* **TASK TO COMPLETE**
Each entry must be output once more without any change.
Segment Open
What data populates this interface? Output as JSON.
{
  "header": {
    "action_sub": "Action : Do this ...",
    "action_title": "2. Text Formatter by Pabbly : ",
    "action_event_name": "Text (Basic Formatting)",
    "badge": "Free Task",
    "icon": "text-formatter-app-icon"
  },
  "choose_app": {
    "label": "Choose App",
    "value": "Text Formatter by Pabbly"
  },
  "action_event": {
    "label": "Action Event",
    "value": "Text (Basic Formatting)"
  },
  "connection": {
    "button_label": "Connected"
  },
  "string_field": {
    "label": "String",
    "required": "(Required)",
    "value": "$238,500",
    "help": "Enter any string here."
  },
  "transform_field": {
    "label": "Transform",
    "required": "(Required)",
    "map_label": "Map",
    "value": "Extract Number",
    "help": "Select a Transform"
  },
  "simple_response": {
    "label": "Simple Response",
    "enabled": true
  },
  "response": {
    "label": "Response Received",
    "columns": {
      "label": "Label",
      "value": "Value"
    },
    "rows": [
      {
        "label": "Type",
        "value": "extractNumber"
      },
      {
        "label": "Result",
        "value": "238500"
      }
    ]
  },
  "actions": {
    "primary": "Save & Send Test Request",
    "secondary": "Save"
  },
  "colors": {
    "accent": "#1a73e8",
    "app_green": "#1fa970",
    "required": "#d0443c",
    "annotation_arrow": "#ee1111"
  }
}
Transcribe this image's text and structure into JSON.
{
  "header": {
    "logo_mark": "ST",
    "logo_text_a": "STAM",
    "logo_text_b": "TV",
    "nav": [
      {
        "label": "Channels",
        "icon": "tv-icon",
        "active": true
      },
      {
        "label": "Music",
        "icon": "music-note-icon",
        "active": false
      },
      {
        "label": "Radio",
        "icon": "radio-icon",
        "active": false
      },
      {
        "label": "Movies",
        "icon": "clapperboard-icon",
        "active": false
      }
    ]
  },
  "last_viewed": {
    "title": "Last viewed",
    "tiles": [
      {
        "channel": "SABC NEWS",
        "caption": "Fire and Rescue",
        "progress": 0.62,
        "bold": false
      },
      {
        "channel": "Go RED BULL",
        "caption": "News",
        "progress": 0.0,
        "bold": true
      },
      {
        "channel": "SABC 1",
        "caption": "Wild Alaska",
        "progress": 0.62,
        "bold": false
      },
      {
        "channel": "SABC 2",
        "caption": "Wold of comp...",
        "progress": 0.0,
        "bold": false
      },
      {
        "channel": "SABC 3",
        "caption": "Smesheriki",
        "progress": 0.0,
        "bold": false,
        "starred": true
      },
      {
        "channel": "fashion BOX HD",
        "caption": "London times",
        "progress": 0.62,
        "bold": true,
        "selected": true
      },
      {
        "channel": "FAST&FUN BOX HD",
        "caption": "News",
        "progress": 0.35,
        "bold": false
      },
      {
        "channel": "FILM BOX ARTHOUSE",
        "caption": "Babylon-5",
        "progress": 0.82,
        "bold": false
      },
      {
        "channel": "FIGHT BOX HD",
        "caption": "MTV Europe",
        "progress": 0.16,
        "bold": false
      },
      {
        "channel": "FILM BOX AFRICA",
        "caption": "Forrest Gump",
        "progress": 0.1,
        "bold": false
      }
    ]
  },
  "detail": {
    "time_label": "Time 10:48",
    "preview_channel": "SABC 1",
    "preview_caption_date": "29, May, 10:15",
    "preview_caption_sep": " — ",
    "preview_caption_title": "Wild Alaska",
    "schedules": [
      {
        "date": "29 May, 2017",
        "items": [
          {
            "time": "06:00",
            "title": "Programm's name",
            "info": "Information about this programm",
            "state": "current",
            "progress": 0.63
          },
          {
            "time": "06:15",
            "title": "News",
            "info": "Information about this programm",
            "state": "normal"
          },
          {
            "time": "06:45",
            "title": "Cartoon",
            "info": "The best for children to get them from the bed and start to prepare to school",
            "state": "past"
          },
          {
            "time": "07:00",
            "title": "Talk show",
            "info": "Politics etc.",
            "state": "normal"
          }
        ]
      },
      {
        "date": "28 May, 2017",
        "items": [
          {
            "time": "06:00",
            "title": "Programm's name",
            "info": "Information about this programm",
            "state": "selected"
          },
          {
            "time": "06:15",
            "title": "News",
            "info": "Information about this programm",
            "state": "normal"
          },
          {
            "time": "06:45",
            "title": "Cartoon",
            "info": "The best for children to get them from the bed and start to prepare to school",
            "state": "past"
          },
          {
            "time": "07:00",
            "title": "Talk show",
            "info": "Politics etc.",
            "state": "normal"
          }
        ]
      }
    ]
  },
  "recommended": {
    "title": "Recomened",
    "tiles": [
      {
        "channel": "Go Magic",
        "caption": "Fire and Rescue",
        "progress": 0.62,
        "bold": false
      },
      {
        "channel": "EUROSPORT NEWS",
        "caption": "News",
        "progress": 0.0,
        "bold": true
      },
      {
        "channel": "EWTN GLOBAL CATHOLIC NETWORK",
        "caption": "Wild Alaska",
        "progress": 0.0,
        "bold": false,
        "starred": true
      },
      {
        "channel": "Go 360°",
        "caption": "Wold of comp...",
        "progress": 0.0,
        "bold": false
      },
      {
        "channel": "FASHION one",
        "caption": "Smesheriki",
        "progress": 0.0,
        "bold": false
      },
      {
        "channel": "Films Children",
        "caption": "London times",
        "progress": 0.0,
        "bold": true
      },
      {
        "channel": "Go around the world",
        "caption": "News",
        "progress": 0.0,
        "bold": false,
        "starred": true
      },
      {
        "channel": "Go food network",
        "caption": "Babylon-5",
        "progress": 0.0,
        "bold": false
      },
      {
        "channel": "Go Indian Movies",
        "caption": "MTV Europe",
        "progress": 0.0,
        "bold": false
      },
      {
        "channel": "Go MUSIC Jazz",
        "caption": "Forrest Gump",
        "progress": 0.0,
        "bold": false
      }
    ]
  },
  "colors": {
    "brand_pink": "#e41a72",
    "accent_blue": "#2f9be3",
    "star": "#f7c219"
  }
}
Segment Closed
* **ANSWER AREA**
What data populates this interface? Output as JSON.
{
  "header": {
    "action_sub": "Action : Do this ...",
    "action_title": "2. Text Formatter by Pabbly : ",
    "action_event_name": "Text (Basic Formatting)",
    "badge": "Free Task",
    "icon": "text-formatter-app-icon"
  },
  "choose_app": {
    "label": "Choose App",
    "value": "Text Formatter by Pabbly"
  },
  "action_event": {
    "label": "Action Event",
    "value": "Text (Basic Formatting)"
  },
  "connection": {
    "button_label": "Connected"
  },
  "string_field": {
    "label": "String",
    "required": "(Required)",
    "value": "$238,500",
    "help": "Enter any string here."
  },
  "transform_field": {
    "label": "Transform",
    "required": "(Required)",
    "map_label": "Map",
    "value": "Extract Number",
    "help": "Select a Transform"
  },
  "simple_response": {
    "label": "Simple Response",
    "enabled": true
  },
  "response": {
    "label": "Response Received",
    "columns": {
      "label": "Label",
      "value": "Value"
    },
    "rows": [
      {
        "label": "Type",
        "value": "extractNumber"
      },
      {
        "label": "Result",
        "value": "238500"
      }
    ]
  },
  "actions": {
    "primary": "Save & Send Test Request",
    "secondary": "Save"
  },
  "colors": {
    "accent": "#1a73e8",
    "app_green": "#1fa970",
    "required": "#d0443c",
    "annotation_arrow": "#ee1111"
  }
}
Transcribe this image's text and structure into JSON.
{
  "header": {
    "logo_mark": "ST",
    "logo_text_a": "STAM",
    "logo_text_b": "TV",
    "nav": [
      {
        "label": "Channels",
        "icon": "tv-icon",
        "active": true
      },
      {
        "label": "Music",
        "icon": "music-note-icon",
        "active": false
      },
      {
        "label": "Radio",
        "icon": "radio-icon",
        "active": false
      },
      {
        "label": "Movies",
        "icon": "clapperboard-icon",
        "active": false
      }
    ]
  },
  "last_viewed": {
    "title": "Last viewed",
    "tiles": [
      {
        "channel": "SABC NEWS",
        "caption": "Fire and Rescue",
        "progress": 0.62,
        "bold": false
      },
      {
        "channel": "Go RED BULL",
        "caption": "News",
        "progress": 0.0,
        "bold": true
      },
      {
        "channel": "SABC 1",
        "caption": "Wild Alaska",
        "progress": 0.62,
        "bold": false
      },
      {
        "channel": "SABC 2",
        "caption": "Wold of comp...",
        "progress": 0.0,
        "bold": false
      },
      {
        "channel": "SABC 3",
        "caption": "Smesheriki",
        "progress": 0.0,
        "bold": false,
        "starred": true
      },
      {
        "channel": "fashion BOX HD",
        "caption": "London times",
        "progress": 0.62,
        "bold": true,
        "selected": true
      },
      {
        "channel": "FAST&FUN BOX HD",
        "caption": "News",
        "progress": 0.35,
        "bold": false
      },
      {
        "channel": "FILM BOX ARTHOUSE",
        "caption": "Babylon-5",
        "progress": 0.82,
        "bold": false
      },
      {
        "channel": "FIGHT BOX HD",
        "caption": "MTV Europe",
        "progress": 0.16,
        "bold": false
      },
      {
        "channel": "FILM BOX AFRICA",
        "caption": "Forrest Gump",
        "progress": 0.1,
        "bold": false
      }
    ]
  },
  "detail": {
    "time_label": "Time 10:48",
    "preview_channel": "SABC 1",
    "preview_caption_date": "29, May, 10:15",
    "preview_caption_sep": " — ",
    "preview_caption_title": "Wild Alaska",
    "schedules": [
      {
        "date": "29 May, 2017",
        "items": [
          {
            "time": "06:00",
            "title": "Programm's name",
            "info": "Information about this programm",
            "state": "current",
            "progress": 0.63
          },
          {
            "time": "06:15",
            "title": "News",
            "info": "Information about this programm",
            "state": "normal"
          },
          {
            "time": "06:45",
            "title": "Cartoon",
            "info": "The best for children to get them from the bed and start to prepare to school",
            "state": "past"
          },
          {
            "time": "07:00",
            "title": "Talk show",
            "info": "Politics etc.",
            "state": "normal"
          }
        ]
      },
      {
        "date": "28 May, 2017",
        "items": [
          {
            "time": "06:00",
            "title": "Programm's name",
            "info": "Information about this programm",
            "state": "selected"
          },
          {
            "time": "06:15",
            "title": "News",
            "info": "Information about this programm",
            "state": "normal"
          },
          {
            "time": "06:45",
            "title": "Cartoon",
            "info": "The best for children to get them from the bed and start to prepare to school",
            "state": "past"
          },
          {
            "time": "07:00",
            "title": "Talk show",
            "info": "Politics etc.",
            "state": "normal"
          }
        ]
      }
    ]
  },
  "recommended": {
    "title": "Recomened",
    "tiles": [
      {
        "channel": "Go Magic",
        "caption": "Fire and Rescue",
        "progress": 0.62,
        "bold": false
      },
      {
        "channel": "EUROSPORT NEWS",
        "caption": "News",
        "progress": 0.0,
        "bold": true
      },
      {
        "channel": "EWTN GLOBAL CATHOLIC NETWORK",
        "caption": "Wild Alaska",
        "progress": 0.0,
        "bold": false,
        "starred": true
      },
      {
        "channel": "Go 360°",
        "caption": "Wold of comp...",
        "progress": 0.0,
        "bold": false
      },
      {
        "channel": "FASHION one",
        "caption": "Smesheriki",
        "progress": 0.0,
        "bold": false
      },
      {
        "channel": "Films Children",
        "caption": "London times",
        "progress": 0.0,
        "bold": true
      },
      {
        "channel": "Go around the world",
        "caption": "News",
        "progress": 0.0,
        "bold": false,
        "starred": true
      },
      {
        "channel": "Go food network",
        "caption": "Babylon-5",
        "progress": 0.0,
        "bold": false
      },
      {
        "channel": "Go Indian Movies",
        "caption": "MTV Europe",
        "progress": 0.0,
        "bold": false
      },
      {
        "channel": "Go MUSIC Jazz",
        "caption": "Forrest Gump",
        "progress": 0.0,
        "bold": false
      }
    ]
  },
  "colors": {
    "brand_pink": "#e41a72",
    "accent_blue": "#2f9be3",
    "star": "#f7c219"
  }
}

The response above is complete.